Annie, who had always avoided going to a clinic or hospital during her working life, was diagnosed as having suffered a major stroke.
She was admitted to hospital immediately. All this happened in New York where she and her family were residing.
“That was the most difficult episode in our lives. Everything started to collapse right before our eyes,” said Tom Thong, 65, who has been married to Annie for about 40 years.
“The Annie we all love was reduced to a vegetable,” Tom continued. “The hospital kept Annie for a month and had to discharge her under their policy.
“We were left with two options: to send her to another hospital or take her home. We opted for the latter because we couldn’t afford the hospital bill.”
When Annie returned home, she was dependent on the family members to do everything for her. Tom pointed out that it was very hard for Annie to accept her situation, as she had been a strong and independent person all along.
Tom put an inflatable mattress on the floor in the living room downstairs and Annie slept and ate there. Tom became full-time caregiver to his wife. Annie was unable to sit, stand or even talk. She could only utter sounds. But it wasn’t difficult for Tom to know when she was upset.
Little by little, they devised a way to communicate with each other – Tom learnt to ask the right questions and Annie made various sounds to indicate what she wanted.

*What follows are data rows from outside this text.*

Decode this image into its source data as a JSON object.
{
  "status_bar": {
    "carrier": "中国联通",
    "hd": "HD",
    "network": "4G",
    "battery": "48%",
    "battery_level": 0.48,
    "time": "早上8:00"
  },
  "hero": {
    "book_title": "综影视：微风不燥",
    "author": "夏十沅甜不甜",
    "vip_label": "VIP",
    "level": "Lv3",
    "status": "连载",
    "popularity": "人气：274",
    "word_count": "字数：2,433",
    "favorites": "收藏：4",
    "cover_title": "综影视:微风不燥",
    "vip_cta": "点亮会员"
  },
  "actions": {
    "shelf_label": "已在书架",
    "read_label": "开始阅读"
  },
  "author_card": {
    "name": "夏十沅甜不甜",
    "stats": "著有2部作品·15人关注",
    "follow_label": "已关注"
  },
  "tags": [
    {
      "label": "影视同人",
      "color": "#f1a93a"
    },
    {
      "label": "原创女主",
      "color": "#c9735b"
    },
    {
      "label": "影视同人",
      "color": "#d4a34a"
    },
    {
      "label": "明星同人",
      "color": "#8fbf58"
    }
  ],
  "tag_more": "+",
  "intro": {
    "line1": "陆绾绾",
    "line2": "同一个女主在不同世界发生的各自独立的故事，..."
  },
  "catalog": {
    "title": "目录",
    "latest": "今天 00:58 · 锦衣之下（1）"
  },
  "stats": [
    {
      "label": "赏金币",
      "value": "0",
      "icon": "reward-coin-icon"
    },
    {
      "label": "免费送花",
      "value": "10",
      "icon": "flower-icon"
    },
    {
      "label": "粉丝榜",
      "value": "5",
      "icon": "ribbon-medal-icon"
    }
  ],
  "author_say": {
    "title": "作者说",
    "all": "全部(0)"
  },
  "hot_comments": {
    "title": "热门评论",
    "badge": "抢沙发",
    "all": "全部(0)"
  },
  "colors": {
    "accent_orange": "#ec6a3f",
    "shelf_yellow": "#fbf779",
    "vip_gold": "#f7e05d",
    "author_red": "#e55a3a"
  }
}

“My boys had to learn to be responsible for themselves soon after realising that their mum was not able to do things she used to do for them. It became even harder when Annie refused to see some of her relatives and close friends. I knew she didn’t want them to see her in such a helpless state,” said Tom.
Over time, the situation began to improve slowly for Tom and Annie, 63. They worked out a daily routine on what needed to be done for family life to continue smoothly.
Annie’s condition also started to improve; now she is able to walk a few steps with support. She can also put together a few words even though it takes some time to do so.
The Thongs have since moved back to Kuala Lumpur. They were in the United States for 25 years. The Thongs do make occasional trips overseas.
Tom makes it a point to take Annie out with him – albeit in a wheelchair – whenever necessary.
He would like to see more wheelchair-friendly features in buildings, especially restaurants.
He pointed out that such features would enable people like him and his wife to go out more often.
“It is a vital part of rehabilitation for stroke patients,” said Tom.
The Thongs see everything that happened in their lives as a blessing from God.
“Living an extravagant lifestyle and wearing only branded attire may sound tantalising to many people. However, such a lifestyle also brings on unnecessary stress and a certain responsibility as well. It could rob one of knowing what really matters in life at the end of the day,” said Tom.
“What my wife and I went through has brought us much closer to each other and to our children. Before Annie’s stroke, there were times when we spent as many as six months away from each other when we were working. The experience has taught us to cherish what is truly priceless in our lives,” Tom concluded.
Tom and Annie will be spending Chinese New Year with Tom’s parents in Kuala Lumpur.